Return all of the records exactly.

BEGIN The input

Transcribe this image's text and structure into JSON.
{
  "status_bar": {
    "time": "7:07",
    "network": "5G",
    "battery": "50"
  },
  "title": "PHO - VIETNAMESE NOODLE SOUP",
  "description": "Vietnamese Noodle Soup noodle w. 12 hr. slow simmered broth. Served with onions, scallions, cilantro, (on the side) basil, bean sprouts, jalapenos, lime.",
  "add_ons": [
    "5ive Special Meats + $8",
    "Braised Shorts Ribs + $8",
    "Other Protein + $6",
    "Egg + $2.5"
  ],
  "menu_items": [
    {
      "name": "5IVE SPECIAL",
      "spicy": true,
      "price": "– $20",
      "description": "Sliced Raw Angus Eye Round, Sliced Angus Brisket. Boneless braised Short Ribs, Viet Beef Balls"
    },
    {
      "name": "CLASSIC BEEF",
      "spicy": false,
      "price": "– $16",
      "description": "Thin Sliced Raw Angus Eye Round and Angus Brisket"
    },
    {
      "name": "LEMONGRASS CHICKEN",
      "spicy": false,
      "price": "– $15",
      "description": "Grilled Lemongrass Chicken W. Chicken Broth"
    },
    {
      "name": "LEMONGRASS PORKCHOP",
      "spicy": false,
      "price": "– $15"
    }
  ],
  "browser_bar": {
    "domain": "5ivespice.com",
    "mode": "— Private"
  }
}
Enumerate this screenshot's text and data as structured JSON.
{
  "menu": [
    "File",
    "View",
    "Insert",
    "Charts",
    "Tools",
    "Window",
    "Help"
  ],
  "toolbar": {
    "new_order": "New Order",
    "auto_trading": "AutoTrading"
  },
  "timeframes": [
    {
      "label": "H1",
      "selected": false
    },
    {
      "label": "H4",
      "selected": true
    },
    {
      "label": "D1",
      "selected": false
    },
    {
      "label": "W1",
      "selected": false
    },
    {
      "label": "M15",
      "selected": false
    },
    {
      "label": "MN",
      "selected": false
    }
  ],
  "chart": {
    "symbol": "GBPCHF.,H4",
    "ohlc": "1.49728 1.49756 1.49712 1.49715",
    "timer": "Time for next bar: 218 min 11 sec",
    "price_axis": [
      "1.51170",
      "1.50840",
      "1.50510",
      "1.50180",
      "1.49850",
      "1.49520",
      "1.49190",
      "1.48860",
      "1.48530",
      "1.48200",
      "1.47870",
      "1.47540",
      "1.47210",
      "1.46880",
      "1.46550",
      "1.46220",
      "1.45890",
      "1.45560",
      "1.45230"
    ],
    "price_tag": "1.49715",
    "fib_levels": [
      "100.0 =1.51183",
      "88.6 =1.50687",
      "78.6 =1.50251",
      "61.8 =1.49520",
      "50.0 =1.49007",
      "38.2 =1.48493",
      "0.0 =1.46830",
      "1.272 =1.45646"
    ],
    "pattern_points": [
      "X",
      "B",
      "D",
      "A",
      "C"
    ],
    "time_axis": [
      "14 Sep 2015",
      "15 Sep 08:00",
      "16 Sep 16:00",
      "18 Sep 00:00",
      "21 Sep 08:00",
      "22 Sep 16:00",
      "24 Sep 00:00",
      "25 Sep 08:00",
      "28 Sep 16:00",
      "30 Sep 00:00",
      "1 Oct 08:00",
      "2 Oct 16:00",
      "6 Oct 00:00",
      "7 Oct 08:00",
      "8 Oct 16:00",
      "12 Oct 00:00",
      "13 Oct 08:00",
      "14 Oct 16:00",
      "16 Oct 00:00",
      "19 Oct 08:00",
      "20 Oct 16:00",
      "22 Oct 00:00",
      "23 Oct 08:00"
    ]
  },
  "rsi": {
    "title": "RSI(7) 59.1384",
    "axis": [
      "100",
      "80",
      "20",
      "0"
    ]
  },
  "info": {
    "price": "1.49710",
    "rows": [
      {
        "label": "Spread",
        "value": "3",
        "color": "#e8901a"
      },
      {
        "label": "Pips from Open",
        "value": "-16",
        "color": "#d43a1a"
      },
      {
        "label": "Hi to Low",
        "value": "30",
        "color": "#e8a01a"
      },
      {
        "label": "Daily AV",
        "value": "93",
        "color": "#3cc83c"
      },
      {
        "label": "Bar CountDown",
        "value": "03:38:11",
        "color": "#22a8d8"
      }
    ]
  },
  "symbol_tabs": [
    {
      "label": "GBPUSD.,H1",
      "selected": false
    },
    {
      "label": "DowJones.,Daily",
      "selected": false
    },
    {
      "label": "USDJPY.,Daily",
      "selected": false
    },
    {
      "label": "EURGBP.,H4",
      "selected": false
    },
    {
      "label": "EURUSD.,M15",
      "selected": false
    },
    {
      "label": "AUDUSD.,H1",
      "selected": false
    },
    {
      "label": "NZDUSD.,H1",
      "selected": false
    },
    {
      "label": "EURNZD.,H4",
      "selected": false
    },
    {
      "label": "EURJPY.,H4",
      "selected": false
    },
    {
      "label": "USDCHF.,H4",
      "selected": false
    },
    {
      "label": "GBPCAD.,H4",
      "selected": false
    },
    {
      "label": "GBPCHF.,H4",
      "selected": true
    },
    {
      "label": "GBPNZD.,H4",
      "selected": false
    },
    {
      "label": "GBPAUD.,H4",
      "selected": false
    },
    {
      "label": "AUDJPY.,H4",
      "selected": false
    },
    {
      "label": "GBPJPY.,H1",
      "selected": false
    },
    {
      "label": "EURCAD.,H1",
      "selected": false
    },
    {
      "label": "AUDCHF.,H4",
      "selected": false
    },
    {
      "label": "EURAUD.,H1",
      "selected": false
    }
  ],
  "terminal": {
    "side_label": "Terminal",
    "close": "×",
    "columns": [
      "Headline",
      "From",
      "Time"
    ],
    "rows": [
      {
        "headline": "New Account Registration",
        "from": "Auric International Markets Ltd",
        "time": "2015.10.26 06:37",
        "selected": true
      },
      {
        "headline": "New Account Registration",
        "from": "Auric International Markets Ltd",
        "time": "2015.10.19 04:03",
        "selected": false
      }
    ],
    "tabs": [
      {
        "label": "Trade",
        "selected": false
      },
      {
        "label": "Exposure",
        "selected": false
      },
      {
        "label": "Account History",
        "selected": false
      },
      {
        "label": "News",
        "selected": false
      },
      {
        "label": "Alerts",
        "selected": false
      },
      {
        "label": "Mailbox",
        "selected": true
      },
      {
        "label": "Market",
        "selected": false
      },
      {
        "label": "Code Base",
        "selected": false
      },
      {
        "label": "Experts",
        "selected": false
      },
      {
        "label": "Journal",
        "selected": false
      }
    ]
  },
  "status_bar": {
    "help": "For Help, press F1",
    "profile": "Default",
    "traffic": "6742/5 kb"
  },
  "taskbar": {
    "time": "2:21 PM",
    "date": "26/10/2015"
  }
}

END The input

*Task result*.
Transcribe this image's text and structure into JSON.
{
  "status_bar": {
    "time": "7:07",
    "network": "5G",
    "battery": "50"
  },
  "title": "PHO - VIETNAMESE NOODLE SOUP",
  "description": "Vietnamese Noodle Soup noodle w. 12 hr. slow simmered broth. Served with onions, scallions, cilantro, (on the side) basil, bean sprouts, jalapenos, lime.",
  "add_ons": [
    "5ive Special Meats + $8",
    "Braised Shorts Ribs + $8",
    "Other Protein + $6",
    "Egg + $2.5"
  ],
  "menu_items": [
    {
      "name": "5IVE SPECIAL",
      "spicy": true,
      "price": "– $20",
      "description": "Sliced Raw Angus Eye Round, Sliced Angus Brisket. Boneless braised Short Ribs, Viet Beef Balls"
    },
    {
      "name": "CLASSIC BEEF",
      "spicy": false,
      "price": "– $16",
      "description": "Thin Sliced Raw Angus Eye Round and Angus Brisket"
    },
    {
      "name": "LEMONGRASS CHICKEN",
      "spicy": false,
      "price": "– $15",
      "description": "Grilled Lemongrass Chicken W. Chicken Broth"
    },
    {
      "name": "LEMONGRASS PORKCHOP",
      "spicy": false,
      "price": "– $15"
    }
  ],
  "browser_bar": {
    "domain": "5ivespice.com",
    "mode": "— Private"
  }
}
Enumerate this screenshot's text and data as structured JSON.
{
  "menu": [
    "File",
    "View",
    "Insert",
    "Charts",
    "Tools",
    "Window",
    "Help"
  ],
  "toolbar": {
    "new_order": "New Order",
    "auto_trading": "AutoTrading"
  },
  "timeframes": [
    {
      "label": "H1",
      "selected": false
    },
    {
      "label": "H4",
      "selected": true
    },
    {
      "label": "D1",
      "selected": false
    },
    {
      "label": "W1",
      "selected": false
    },
    {
      "label": "M15",
      "selected": false
    },
    {
      "label": "MN",
      "selected": false
    }
  ],
  "chart": {
    "symbol": "GBPCHF.,H4",
    "ohlc": "1.49728 1.49756 1.49712 1.49715",
    "timer": "Time for next bar: 218 min 11 sec",
    "price_axis": [
      "1.51170",
      "1.50840",
      "1.50510",
      "1.50180",
      "1.49850",
      "1.49520",
      "1.49190",
      "1.48860",
      "1.48530",
      "1.48200",
      "1.47870",
      "1.47540",
      "1.47210",
      "1.46880",
      "1.46550",
      "1.46220",
      "1.45890",
      "1.45560",
      "1.45230"
    ],
    "price_tag": "1.49715",
    "fib_levels": [
      "100.0 =1.51183",
      "88.6 =1.50687",
      "78.6 =1.50251",
      "61.8 =1.49520",
      "50.0 =1.49007",
      "38.2 =1.48493",
      "0.0 =1.46830",
      "1.272 =1.45646"
    ],
    "pattern_points": [
      "X",
      "B",
      "D",
      "A",
      "C"
    ],
    "time_axis": [
      "14 Sep 2015",
      "15 Sep 08:00",
      "16 Sep 16:00",
      "18 Sep 00:00",
      "21 Sep 08:00",
      "22 Sep 16:00",
      "24 Sep 00:00",
      "25 Sep 08:00",
      "28 Sep 16:00",
      "30 Sep 00:00",
      "1 Oct 08:00",
      "2 Oct 16:00",
      "6 Oct 00:00",
      "7 Oct 08:00",
      "8 Oct 16:00",
      "12 Oct 00:00",
      "13 Oct 08:00",
      "14 Oct 16:00",
      "16 Oct 00:00",
      "19 Oct 08:00",
      "20 Oct 16:00",
      "22 Oct 00:00",
      "23 Oct 08:00"
    ]
  },
  "rsi": {
    "title": "RSI(7) 59.1384",
    "axis": [
      "100",
      "80",
      "20",
      "0"
    ]
  },
  "info": {
    "price": "1.49710",
    "rows": [
      {
        "label": "Spread",
        "value": "3",
        "color": "#e8901a"
      },
      {
        "label": "Pips from Open",
        "value": "-16",
        "color": "#d43a1a"
      },
      {
        "label": "Hi to Low",
        "value": "30",
        "color": "#e8a01a"
      },
      {
        "label": "Daily AV",
        "value": "93",
        "color": "#3cc83c"
      },
      {
        "label": "Bar CountDown",
        "value": "03:38:11",
        "color": "#22a8d8"
      }
    ]
  },
  "symbol_tabs": [
    {
      "label": "GBPUSD.,H1",
      "selected": false
    },
    {
      "label": "DowJones.,Daily",
      "selected": false
    },
    {
      "label": "USDJPY.,Daily",
      "selected": false
    },
    {
      "label": "EURGBP.,H4",
      "selected": false
    },
    {
      "label": "EURUSD.,M15",
      "selected": false
    },
    {
      "label": "AUDUSD.,H1",
      "selected": false
    },
    {
      "label": "NZDUSD.,H1",
      "selected": false
    },
    {
      "label": "EURNZD.,H4",
      "selected": false
    },
    {
      "label": "EURJPY.,H4",
      "selected": false
    },
    {
      "label": "USDCHF.,H4",
      "selected": false
    },
    {
      "label": "GBPCAD.,H4",
      "selected": false
    },
    {
      "label": "GBPCHF.,H4",
      "selected": true
    },
    {
      "label": "GBPNZD.,H4",
      "selected": false
    },
    {
      "label": "GBPAUD.,H4",
      "selected": false
    },
    {
      "label": "AUDJPY.,H4",
      "selected": false
    },
    {
      "label": "GBPJPY.,H1",
      "selected": false
    },
    {
      "label": "EURCAD.,H1",
      "selected": false
    },
    {
      "label": "AUDCHF.,H4",
      "selected": false
    },
    {
      "label": "EURAUD.,H1",
      "selected": false
    }
  ],
  "terminal": {
    "side_label": "Terminal",
    "close": "×",
    "columns": [
      "Headline",
      "From",
      "Time"
    ],
    "rows": [
      {
        "headline": "New Account Registration",
        "from": "Auric International Markets Ltd",
        "time": "2015.10.26 06:37",
        "selected": true
      },
      {
        "headline": "New Account Registration",
        "from": "Auric International Markets Ltd",
        "time": "2015.10.19 04:03",
        "selected": false
      }
    ],
    "tabs": [
      {
        "label": "Trade",
        "selected": false
      },
      {
        "label": "Exposure",
        "selected": false
      },
      {
        "label": "Account History",
        "selected": false
      },
      {
        "label": "News",
        "selected": false
      },
      {
        "label": "Alerts",
        "selected": false
      },
      {
        "label": "Mailbox",
        "selected": true
      },
      {
        "label": "Market",
        "selected": false
      },
      {
        "label": "Code Base",
        "selected": false
      },
      {
        "label": "Experts",
        "selected": false
      },
      {
        "label": "Journal",
        "selected": false
      }
    ]
  },
  "status_bar": {
    "help": "For Help, press F1",
    "profile": "Default",
    "traffic": "6742/5 kb"
  },
  "taskbar": {
    "time": "2:21 PM",
    "date": "26/10/2015"
  }
}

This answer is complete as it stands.